WHAT IS BEING ASKED —
Reproduce each record verbatim, images excluded.

RECORDS SUPPLIED —
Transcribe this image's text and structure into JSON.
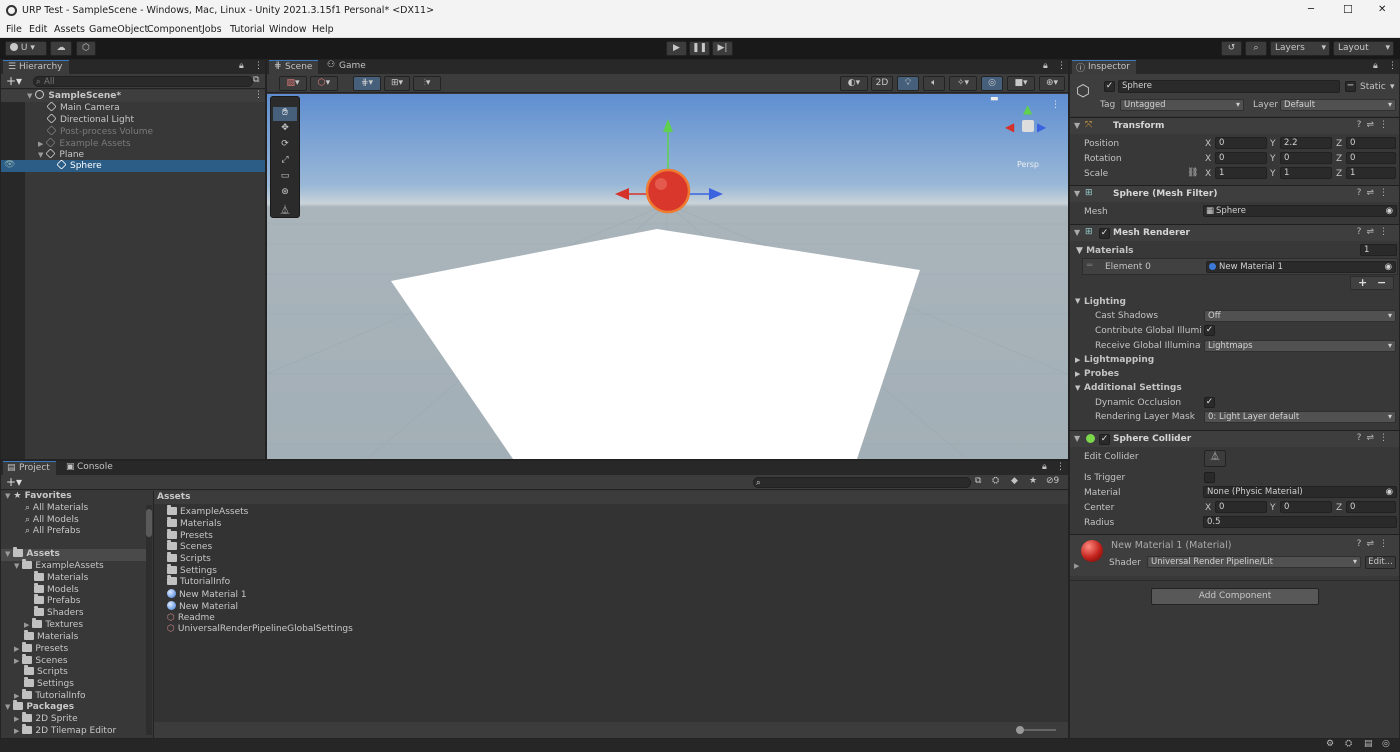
{
  "titlebar": {
    "title": "URP Test - SampleScene - Windows, Mac, Linux - Unity 2021.3.15f1 Personal* <DX11>",
    "minimize": "─",
    "maximize": "☐",
    "close": "✕"
  },
  "menu": [
    "File",
    "Edit",
    "Assets",
    "GameObject",
    "Component",
    "Jobs",
    "Tutorial",
    "Window",
    "Help"
  ],
  "toolbar": {
    "account": "U",
    "layers": "Layers",
    "layout": "Layout"
  },
  "hierarchy": {
    "tab": "Hierarchy",
    "search_placeholder": "All",
    "scene": "SampleScene*",
    "items": [
      {
        "label": "Main Camera",
        "dim": false
      },
      {
        "label": "Directional Light",
        "dim": false
      },
      {
        "label": "Post-process Volume",
        "dim": true
      },
      {
        "label": "Example Assets",
        "dim": true
      },
      {
        "label": "Plane",
        "dim": false
      },
      {
        "label": "Sphere",
        "dim": false
      }
    ]
  },
  "scene_view": {
    "tab_scene": "Scene",
    "tab_game": "Game",
    "mode_2d": "2D",
    "persp": "Persp"
  },
  "project": {
    "tab_project": "Project",
    "tab_console": "Console",
    "hidden_count": "9",
    "favorites": {
      "title": "Favorites",
      "items": [
        "All Materials",
        "All Models",
        "All Prefabs"
      ]
    },
    "assets_tree": {
      "title": "Assets",
      "example": "ExampleAssets",
      "example_children": [
        "Materials",
        "Models",
        "Prefabs",
        "Shaders",
        "Textures"
      ],
      "others": [
        "Materials",
        "Presets",
        "Scenes",
        "Scripts",
        "Settings",
        "TutorialInfo"
      ]
    },
    "packages": {
      "title": "Packages",
      "items": [
        "2D Sprite",
        "2D Tilemap Editor"
      ]
    },
    "content_title": "Assets",
    "content_items": [
      {
        "label": "ExampleAssets",
        "kind": "folder"
      },
      {
        "label": "Materials",
        "kind": "folder"
      },
      {
        "label": "Presets",
        "kind": "folder"
      },
      {
        "label": "Scenes",
        "kind": "folder"
      },
      {
        "label": "Scripts",
        "kind": "folder"
      },
      {
        "label": "Settings",
        "kind": "folder"
      },
      {
        "label": "TutorialInfo",
        "kind": "folder"
      },
      {
        "label": "New Material 1",
        "kind": "material"
      },
      {
        "label": "New Material",
        "kind": "material"
      },
      {
        "label": "Readme",
        "kind": "asset"
      },
      {
        "label": "UniversalRenderPipelineGlobalSettings",
        "kind": "asset"
      }
    ]
  },
  "inspector": {
    "tab": "Inspector",
    "object_name": "Sphere",
    "static_label": "Static",
    "tag_label": "Tag",
    "tag_value": "Untagged",
    "layer_label": "Layer",
    "layer_value": "Default",
    "transform": {
      "title": "Transform",
      "position_label": "Position",
      "rotation_label": "Rotation",
      "scale_label": "Scale",
      "position": {
        "x": "0",
        "y": "2.2",
        "z": "0"
      },
      "rotation": {
        "x": "0",
        "y": "0",
        "z": "0"
      },
      "scale": {
        "x": "1",
        "y": "1",
        "z": "1"
      }
    },
    "axis": {
      "x": "X",
      "y": "Y",
      "z": "Z"
    },
    "mesh_filter": {
      "title": "Sphere (Mesh Filter)",
      "mesh_label": "Mesh",
      "mesh_value": "Sphere"
    },
    "mesh_renderer": {
      "title": "Mesh Renderer",
      "materials_label": "Materials",
      "materials_count": "1",
      "element0_label": "Element 0",
      "element0_value": "New Material 1",
      "lighting": "Lighting",
      "cast_shadows_label": "Cast Shadows",
      "cast_shadows_value": "Off",
      "contribute_gi_label": "Contribute Global Illuminat",
      "receive_gi_label": "Receive Global Illuminatio",
      "receive_gi_value": "Lightmaps",
      "lightmapping": "Lightmapping",
      "probes": "Probes",
      "additional": "Additional Settings",
      "dynamic_occlusion_label": "Dynamic Occlusion",
      "rendering_layer_label": "Rendering Layer Mask",
      "rendering_layer_value": "0: Light Layer default"
    },
    "sphere_collider": {
      "title": "Sphere Collider",
      "edit_label": "Edit Collider",
      "trigger_label": "Is Trigger",
      "material_label": "Material",
      "material_value": "None (Physic Material)",
      "center_label": "Center",
      "center": {
        "x": "0",
        "y": "0",
        "z": "0"
      },
      "radius_label": "Radius",
      "radius_value": "0.5"
    },
    "material": {
      "title": "New Material 1 (Material)",
      "shader_label": "Shader",
      "shader_value": "Universal Render Pipeline/Lit",
      "edit_label": "Edit..."
    },
    "add_component": "Add Component"
  },
  "colors": {
    "accent": "#3a79bb",
    "selection": "#2c5d87",
    "sphere": "#d9372c",
    "sky_top": "#5e8ed1",
    "ground": "#a9b4bb"
  }
}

SOLUTION FOR THIS TASK —
Transcribe this image's text and structure into JSON.
{
  "titlebar": {
    "title": "URP Test - SampleScene - Windows, Mac, Linux - Unity 2021.3.15f1 Personal* <DX11>",
    "minimize": "─",
    "maximize": "☐",
    "close": "✕"
  },
  "menu": [
    "File",
    "Edit",
    "Assets",
    "GameObject",
    "Component",
    "Jobs",
    "Tutorial",
    "Window",
    "Help"
  ],
  "toolbar": {
    "account": "U",
    "layers": "Layers",
    "layout": "Layout"
  },
  "hierarchy": {
    "tab": "Hierarchy",
    "search_placeholder": "All",
    "scene": "SampleScene*",
    "items": [
      {
        "label": "Main Camera",
        "dim": false
      },
      {
        "label": "Directional Light",
        "dim": false
      },
      {
        "label": "Post-process Volume",
        "dim": true
      },
      {
        "label": "Example Assets",
        "dim": true
      },
      {
        "label": "Plane",
        "dim": false
      },
      {
        "label": "Sphere",
        "dim": false
      }
    ]
  },
  "scene_view": {
    "tab_scene": "Scene",
    "tab_game": "Game",
    "mode_2d": "2D",
    "persp": "Persp"
  },
  "project": {
    "tab_project": "Project",
    "tab_console": "Console",
    "hidden_count": "9",
    "favorites": {
      "title": "Favorites",
      "items": [
        "All Materials",
        "All Models",
        "All Prefabs"
      ]
    },
    "assets_tree": {
      "title": "Assets",
      "example": "ExampleAssets",
      "example_children": [
        "Materials",
        "Models",
        "Prefabs",
        "Shaders",
        "Textures"
      ],
      "others": [
        "Materials",
        "Presets",
        "Scenes",
        "Scripts",
        "Settings",
        "TutorialInfo"
      ]
    },
    "packages": {
      "title": "Packages",
      "items": [
        "2D Sprite",
        "2D Tilemap Editor"
      ]
    },
    "content_title": "Assets",
    "content_items": [
      {
        "label": "ExampleAssets",
        "kind": "folder"
      },
      {
        "label": "Materials",
        "kind": "folder"
      },
      {
        "label": "Presets",
        "kind": "folder"
      },
      {
        "label": "Scenes",
        "kind": "folder"
      },
      {
        "label": "Scripts",
        "kind": "folder"
      },
      {
        "label": "Settings",
        "kind": "folder"
      },
      {
        "label": "TutorialInfo",
        "kind": "folder"
      },
      {
        "label": "New Material 1",
        "kind": "material"
      },
      {
        "label": "New Material",
        "kind": "material"
      },
      {
        "label": "Readme",
        "kind": "asset"
      },
      {
        "label": "UniversalRenderPipelineGlobalSettings",
        "kind": "asset"
      }
    ]
  },
  "inspector": {
    "tab": "Inspector",
    "object_name": "Sphere",
    "static_label": "Static",
    "tag_label": "Tag",
    "tag_value": "Untagged",
    "layer_label": "Layer",
    "layer_value": "Default",
    "transform": {
      "title": "Transform",
      "position_label": "Position",
      "rotation_label": "Rotation",
      "scale_label": "Scale",
      "position": {
        "x": "0",
        "y": "2.2",
        "z": "0"
      },
      "rotation": {
        "x": "0",
        "y": "0",
        "z": "0"
      },
      "scale": {
        "x": "1",
        "y": "1",
        "z": "1"
      }
    },
    "axis": {
      "x": "X",
      "y": "Y",
      "z": "Z"
    },
    "mesh_filter": {
      "title": "Sphere (Mesh Filter)",
      "mesh_label": "Mesh",
      "mesh_value": "Sphere"
    },
    "mesh_renderer": {
      "title": "Mesh Renderer",
      "materials_label": "Materials",
      "materials_count": "1",
      "element0_label": "Element 0",
      "element0_value": "New Material 1",
      "lighting": "Lighting",
      "cast_shadows_label": "Cast Shadows",
      "cast_shadows_value": "Off",
      "contribute_gi_label": "Contribute Global Illuminat",
      "receive_gi_label": "Receive Global Illuminatio",
      "receive_gi_value": "Lightmaps",
      "lightmapping": "Lightmapping",
      "probes": "Probes",
      "additional": "Additional Settings",
      "dynamic_occlusion_label": "Dynamic Occlusion",
      "rendering_layer_label": "Rendering Layer Mask",
      "rendering_layer_value": "0: Light Layer default"
    },
    "sphere_collider": {
      "title": "Sphere Collider",
      "edit_label": "Edit Collider",
      "trigger_label": "Is Trigger",
      "material_label": "Material",
      "material_value": "None (Physic Material)",
      "center_label": "Center",
      "center": {
        "x": "0",
        "y": "0",
        "z": "0"
      },
      "radius_label": "Radius",
      "radius_value": "0.5"
    },
    "material": {
      "title": "New Material 1 (Material)",
      "shader_label": "Shader",
      "shader_value": "Universal Render Pipeline/Lit",
      "edit_label": "Edit..."
    },
    "add_component": "Add Component"
  },
  "colors": {
    "accent": "#3a79bb",
    "selection": "#2c5d87",
    "sphere": "#d9372c",
    "sky_top": "#5e8ed1",
    "ground": "#a9b4bb"
  }
}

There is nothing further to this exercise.